If I really want to know God, I must brave the risk of vulnerable transparency and be prepared for the unexpected.

Sunday, October 11, 2009

One for the Tabernacle of the Sun

There is little distance between God and his earth. He is on hand, on sight, if seemingly out of sight.Though some would confine him there, his presence is not exclusive to the church house. Like a young child with lungs filled with air and eyes filled with wonder, he can’t stay there. He’s one for the tabernacle of the sun and walks the “big lonesome”. If he wore shoes they would be hiking shoes. He’s the outdoor type, sports a healthy grin, has a hearty laugh – likes to touch you when he talks. He looks into your eyes, your soul, lets you finish your sentences and speak from your un-gathered thoughts.

Maintaining little obligation to be a particular way for you, he is who he is and he is likable. He’s got an appetite and uses his hands. He’s got good stories. He is right there on the surface but too deep to sound. He’s got an office, but it’s hard to catch him there. He prefers the outside of the cage. Of course He doesn’t sleep, but if he did I bet he would sleep with the windows open. And if he slept, I’m thinking he would like camping out.

He craves life for us, inviting us not only live, but live vigorously. “Engage life”, he seems to say, though life spots few guarantees other than this: engagement is better than disengagement. So, don’t be afraid to get your hands dirty. This is not to suggest foolish carelessness, but if you would get on with life, you are likely to get a little of life on you, so don't wear white pants. Be less tentative. Jump in. It will not begin sooner. Remember the adage, “Fate usually dances with someone already on the dance floor”.

Unfortunately, we are over domesticated as kids. It is especially unfortunate for church kids who are domesticated with an oppressive spirituality that says, “Connect with the Giver of life, but stay disconnected with life itself”, as if life and the Giver of life were antithetical. But the child has a God-given desire to play outside, climb, run, throw something, act, explore. The child (and the adult) hear the call of life summon, “Come experience”. But having been taught to ignore this incitement to life we disassociate it with God, believing that to be fully engaged in life, we must do so apart from God. We sense that God must be a churchy someone, a starchy Sunday personality, parenthetical to life.

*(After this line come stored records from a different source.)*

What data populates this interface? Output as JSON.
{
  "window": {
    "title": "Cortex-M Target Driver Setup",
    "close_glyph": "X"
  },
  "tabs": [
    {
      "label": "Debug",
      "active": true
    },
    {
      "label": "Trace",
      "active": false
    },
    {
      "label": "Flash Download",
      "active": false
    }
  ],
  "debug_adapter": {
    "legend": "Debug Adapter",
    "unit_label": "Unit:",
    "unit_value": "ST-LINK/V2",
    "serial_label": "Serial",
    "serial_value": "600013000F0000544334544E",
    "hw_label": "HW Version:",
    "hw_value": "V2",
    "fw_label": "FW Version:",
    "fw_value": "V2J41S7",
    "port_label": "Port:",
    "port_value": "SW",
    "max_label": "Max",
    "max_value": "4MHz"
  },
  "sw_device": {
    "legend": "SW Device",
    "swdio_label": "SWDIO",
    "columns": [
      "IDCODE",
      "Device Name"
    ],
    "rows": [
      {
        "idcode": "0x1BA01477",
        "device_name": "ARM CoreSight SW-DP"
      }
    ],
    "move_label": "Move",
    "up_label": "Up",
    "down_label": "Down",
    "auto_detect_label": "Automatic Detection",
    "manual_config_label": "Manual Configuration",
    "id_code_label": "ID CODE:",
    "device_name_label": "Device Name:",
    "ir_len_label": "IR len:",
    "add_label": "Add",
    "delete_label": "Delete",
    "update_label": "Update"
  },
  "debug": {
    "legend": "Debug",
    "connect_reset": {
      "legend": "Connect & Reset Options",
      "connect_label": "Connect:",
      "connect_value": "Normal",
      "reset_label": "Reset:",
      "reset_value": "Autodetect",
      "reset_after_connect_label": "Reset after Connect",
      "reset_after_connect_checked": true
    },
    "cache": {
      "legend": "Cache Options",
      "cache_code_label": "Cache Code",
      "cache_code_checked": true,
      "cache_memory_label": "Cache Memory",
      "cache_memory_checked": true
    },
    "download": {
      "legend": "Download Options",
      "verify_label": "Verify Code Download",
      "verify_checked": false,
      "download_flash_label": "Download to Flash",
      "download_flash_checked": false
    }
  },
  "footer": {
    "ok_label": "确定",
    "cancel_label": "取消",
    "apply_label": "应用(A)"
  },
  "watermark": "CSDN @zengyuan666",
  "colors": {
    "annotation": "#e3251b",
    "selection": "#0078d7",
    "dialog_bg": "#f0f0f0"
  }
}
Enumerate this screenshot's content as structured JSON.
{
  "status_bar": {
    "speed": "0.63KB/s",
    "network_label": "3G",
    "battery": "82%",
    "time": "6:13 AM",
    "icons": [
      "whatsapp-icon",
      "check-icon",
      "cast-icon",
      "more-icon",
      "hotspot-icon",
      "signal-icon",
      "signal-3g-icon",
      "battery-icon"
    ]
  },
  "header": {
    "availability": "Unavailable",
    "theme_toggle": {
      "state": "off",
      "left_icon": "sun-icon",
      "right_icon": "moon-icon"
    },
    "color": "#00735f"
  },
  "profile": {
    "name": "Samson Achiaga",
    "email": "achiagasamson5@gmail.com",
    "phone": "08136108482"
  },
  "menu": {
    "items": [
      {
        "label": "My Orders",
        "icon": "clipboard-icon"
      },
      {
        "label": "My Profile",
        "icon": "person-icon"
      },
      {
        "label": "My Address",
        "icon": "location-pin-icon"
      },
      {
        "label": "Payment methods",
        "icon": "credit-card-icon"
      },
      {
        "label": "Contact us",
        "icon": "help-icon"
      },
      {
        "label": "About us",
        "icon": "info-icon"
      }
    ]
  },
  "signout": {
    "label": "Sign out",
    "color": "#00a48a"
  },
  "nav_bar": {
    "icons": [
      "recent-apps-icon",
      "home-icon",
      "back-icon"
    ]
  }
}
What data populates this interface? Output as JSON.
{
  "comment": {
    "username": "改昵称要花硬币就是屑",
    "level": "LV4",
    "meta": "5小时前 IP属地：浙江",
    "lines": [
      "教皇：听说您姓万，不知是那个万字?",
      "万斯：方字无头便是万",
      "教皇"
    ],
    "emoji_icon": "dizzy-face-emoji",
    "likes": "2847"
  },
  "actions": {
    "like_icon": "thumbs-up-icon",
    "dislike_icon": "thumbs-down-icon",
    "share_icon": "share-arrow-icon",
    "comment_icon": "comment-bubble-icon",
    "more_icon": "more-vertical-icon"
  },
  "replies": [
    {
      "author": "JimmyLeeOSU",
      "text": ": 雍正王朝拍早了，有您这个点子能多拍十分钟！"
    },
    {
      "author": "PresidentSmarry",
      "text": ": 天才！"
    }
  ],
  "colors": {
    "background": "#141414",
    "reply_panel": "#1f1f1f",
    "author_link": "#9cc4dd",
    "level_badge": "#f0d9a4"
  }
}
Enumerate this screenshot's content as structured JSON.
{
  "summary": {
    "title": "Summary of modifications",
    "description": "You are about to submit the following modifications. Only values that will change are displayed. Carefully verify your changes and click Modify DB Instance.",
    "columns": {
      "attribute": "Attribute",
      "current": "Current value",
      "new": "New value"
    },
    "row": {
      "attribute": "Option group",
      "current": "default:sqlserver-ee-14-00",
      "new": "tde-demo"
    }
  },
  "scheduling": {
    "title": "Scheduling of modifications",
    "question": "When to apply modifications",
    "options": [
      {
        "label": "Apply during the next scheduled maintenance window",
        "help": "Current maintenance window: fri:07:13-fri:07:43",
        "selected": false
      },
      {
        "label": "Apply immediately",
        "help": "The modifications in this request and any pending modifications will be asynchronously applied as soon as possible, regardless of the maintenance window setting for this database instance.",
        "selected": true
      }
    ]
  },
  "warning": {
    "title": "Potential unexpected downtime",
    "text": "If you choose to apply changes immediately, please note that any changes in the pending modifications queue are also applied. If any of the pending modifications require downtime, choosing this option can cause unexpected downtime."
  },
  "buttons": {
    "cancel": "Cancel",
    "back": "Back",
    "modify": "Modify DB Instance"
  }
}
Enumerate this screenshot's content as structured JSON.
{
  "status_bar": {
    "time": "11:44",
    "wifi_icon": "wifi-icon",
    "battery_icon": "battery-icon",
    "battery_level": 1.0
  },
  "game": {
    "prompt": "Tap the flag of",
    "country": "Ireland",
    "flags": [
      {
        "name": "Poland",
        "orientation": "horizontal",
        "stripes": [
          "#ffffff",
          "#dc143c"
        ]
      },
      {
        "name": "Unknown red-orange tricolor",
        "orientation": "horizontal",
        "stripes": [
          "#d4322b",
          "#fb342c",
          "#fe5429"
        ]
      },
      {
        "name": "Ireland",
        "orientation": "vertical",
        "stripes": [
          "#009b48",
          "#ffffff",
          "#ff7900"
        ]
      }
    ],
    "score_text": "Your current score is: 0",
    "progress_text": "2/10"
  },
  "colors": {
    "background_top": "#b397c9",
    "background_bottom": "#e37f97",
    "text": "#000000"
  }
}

But he is not parenthetical to life. He is life. Life was his idea. It was his dream that you would live life heartily without a dualistic sense or tentative reluctance and second guessing. Respond positively and purposefully to his invitation or be careful that supposed starchy someone doesn’t loosen his collar, pull off his tie and pop you with it.